“There is no dispute that the witness with the most material knowledge of the facts surrounding the alleged shakedown of Ukraine is Donald J. Trump,” Akerman wrote, noting Trump’s July call with Ukraine President Volodymyr Zelensky, which the president claims was “perfect” despite accusations of leveraging foreign aid to pressure Zelensky.

“The problem for Trump is that his lies and obfuscation cannot withstand a vigorous cross-examination of the facts,” Akerman added.

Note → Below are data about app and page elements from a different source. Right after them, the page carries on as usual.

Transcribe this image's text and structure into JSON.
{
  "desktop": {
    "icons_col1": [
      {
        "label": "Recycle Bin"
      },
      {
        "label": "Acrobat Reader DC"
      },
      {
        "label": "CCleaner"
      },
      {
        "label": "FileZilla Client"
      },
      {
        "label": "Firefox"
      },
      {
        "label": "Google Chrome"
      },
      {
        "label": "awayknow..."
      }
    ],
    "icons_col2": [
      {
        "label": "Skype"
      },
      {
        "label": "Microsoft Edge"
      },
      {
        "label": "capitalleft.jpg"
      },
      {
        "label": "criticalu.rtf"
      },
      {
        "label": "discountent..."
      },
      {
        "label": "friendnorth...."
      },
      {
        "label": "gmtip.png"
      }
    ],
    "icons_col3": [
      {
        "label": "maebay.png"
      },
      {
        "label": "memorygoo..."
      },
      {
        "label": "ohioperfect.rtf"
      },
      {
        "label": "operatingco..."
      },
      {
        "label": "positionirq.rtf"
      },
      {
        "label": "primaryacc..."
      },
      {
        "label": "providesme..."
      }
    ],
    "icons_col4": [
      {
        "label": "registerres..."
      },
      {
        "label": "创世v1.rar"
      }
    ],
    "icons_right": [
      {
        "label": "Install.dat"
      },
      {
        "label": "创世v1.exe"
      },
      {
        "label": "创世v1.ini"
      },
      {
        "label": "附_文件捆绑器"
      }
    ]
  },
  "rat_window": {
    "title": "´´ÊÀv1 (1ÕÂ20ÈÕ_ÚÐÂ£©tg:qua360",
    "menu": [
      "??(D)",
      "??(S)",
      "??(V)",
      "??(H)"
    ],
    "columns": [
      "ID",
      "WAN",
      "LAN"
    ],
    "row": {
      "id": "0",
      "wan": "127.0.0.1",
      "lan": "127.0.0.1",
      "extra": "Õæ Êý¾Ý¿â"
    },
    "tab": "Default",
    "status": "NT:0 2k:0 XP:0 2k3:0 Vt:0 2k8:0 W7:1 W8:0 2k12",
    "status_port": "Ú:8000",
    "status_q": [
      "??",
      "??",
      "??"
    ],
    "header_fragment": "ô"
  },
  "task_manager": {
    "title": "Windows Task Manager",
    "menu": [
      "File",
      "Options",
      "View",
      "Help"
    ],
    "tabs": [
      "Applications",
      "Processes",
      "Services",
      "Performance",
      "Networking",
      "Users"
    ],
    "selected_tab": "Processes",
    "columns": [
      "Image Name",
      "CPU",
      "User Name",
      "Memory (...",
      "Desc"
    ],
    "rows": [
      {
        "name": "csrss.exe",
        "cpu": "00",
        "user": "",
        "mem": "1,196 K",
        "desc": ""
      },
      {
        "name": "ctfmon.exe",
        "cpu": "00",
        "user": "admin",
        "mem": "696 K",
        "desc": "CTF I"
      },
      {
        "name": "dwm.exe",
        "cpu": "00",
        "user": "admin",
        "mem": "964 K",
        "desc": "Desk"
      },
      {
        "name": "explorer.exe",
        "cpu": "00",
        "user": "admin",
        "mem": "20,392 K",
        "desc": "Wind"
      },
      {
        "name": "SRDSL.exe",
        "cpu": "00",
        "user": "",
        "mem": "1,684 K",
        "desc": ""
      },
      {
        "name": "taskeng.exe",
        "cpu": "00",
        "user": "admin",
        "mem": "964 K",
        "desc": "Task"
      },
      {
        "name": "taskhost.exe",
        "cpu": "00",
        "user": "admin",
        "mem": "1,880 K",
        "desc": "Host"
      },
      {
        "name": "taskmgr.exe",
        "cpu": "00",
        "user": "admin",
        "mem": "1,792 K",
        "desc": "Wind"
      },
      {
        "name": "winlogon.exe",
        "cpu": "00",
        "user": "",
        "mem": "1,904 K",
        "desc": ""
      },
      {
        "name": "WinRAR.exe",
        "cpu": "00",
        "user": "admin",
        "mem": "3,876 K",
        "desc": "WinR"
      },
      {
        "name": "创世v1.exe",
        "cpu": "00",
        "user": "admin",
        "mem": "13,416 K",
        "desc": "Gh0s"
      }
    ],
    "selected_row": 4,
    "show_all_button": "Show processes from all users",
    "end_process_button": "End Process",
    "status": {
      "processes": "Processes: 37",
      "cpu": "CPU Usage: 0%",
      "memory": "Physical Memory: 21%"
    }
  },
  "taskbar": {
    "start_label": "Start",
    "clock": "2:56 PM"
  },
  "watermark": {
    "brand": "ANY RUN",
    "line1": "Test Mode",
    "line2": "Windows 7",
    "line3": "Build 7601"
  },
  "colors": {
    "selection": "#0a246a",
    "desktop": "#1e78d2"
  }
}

Akerman highlighted Trump’s use of Rudy Giuliani to help head his alleged pressure campaign, as well as the president’s reported lack of interest in fighting corruption in Ukraine. While Trump claims he was using foreign aid to secure investigations into his political rivals, Joe Biden and his son, Hunter, Sondland’s testimony suggested the president was only interested in the announcement of such investigations – not the inquiries themselves.

The lawyer also claims that McConnell might not be able to control the format of the impeachment trial, as he appears to be suggesting. According to Akerman, the rules may fall into the hands of Chief Justice of the Supreme Court John Roberts, the public official designated to preside over the impeachment trial, per the Constitution.

“The final rules of the trial may ultimately rest with Justice Roberts to call ‘balls and strikes,’ as he famously described how he viewed his role as a Supreme Court Justice at his confirmation hearing, and whose legal and moral authority would have to be overruled by 51 senators.”

Akerman has also been critical of Attorney General William Barr, who has been slammed by some for approaching his role from a partisan position. Akerman said that Barr is “up to his eyeballs” in corruption due to his proximity to Trump — a position that was echoed by former federal prosecutor Michael J. Stern.

Stern suggested that — like McConnell — Barr has aligned himself with the White House and is attempting to protect the man who assigned him to his position: Trump. Stern added that he believes Barr is taking every chance he can to tip the scales to favor the president, noting that this isn’t how the attorney general is supposed to operate.